> What you have to do
Return a copy of every line in the records that includes the word "true".

------ Stored data

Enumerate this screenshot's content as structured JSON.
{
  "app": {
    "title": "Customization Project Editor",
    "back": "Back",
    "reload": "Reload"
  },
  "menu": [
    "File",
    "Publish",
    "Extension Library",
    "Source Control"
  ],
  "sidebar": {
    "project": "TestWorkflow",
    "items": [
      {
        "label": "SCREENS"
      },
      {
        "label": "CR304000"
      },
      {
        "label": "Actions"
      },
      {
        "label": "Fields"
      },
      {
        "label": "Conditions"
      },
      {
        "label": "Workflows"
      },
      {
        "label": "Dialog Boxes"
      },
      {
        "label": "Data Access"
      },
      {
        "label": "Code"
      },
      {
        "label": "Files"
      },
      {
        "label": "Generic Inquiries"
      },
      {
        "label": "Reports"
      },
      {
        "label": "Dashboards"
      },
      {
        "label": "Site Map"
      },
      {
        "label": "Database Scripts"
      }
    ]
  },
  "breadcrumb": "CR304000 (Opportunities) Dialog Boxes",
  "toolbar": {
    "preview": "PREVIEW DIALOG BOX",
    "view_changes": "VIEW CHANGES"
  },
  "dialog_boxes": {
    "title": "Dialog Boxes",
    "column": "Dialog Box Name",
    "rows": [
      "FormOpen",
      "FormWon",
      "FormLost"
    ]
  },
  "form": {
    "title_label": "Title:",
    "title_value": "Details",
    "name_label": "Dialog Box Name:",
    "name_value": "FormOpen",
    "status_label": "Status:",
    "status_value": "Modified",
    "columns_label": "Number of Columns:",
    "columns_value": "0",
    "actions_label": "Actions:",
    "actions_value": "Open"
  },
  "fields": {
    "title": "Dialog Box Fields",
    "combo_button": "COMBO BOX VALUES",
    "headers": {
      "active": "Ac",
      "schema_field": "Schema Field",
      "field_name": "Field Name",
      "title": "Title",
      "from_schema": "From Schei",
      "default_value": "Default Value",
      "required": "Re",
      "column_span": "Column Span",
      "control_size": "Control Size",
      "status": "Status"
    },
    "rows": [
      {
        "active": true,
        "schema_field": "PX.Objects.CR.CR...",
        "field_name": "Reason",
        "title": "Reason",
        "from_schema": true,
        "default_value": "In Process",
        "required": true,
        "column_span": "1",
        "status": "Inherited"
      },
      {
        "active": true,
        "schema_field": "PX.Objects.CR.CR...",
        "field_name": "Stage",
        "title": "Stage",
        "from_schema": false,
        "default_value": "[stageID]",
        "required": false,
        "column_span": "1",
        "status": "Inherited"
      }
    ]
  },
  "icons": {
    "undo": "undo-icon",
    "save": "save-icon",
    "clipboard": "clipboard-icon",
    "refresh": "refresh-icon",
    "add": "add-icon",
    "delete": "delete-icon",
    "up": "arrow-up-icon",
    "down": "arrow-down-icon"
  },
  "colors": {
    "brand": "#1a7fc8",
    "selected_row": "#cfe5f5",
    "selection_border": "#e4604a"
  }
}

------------

> Finished task
        "active": true,
        "from_schema": true,
        "required": true,
        "active": true,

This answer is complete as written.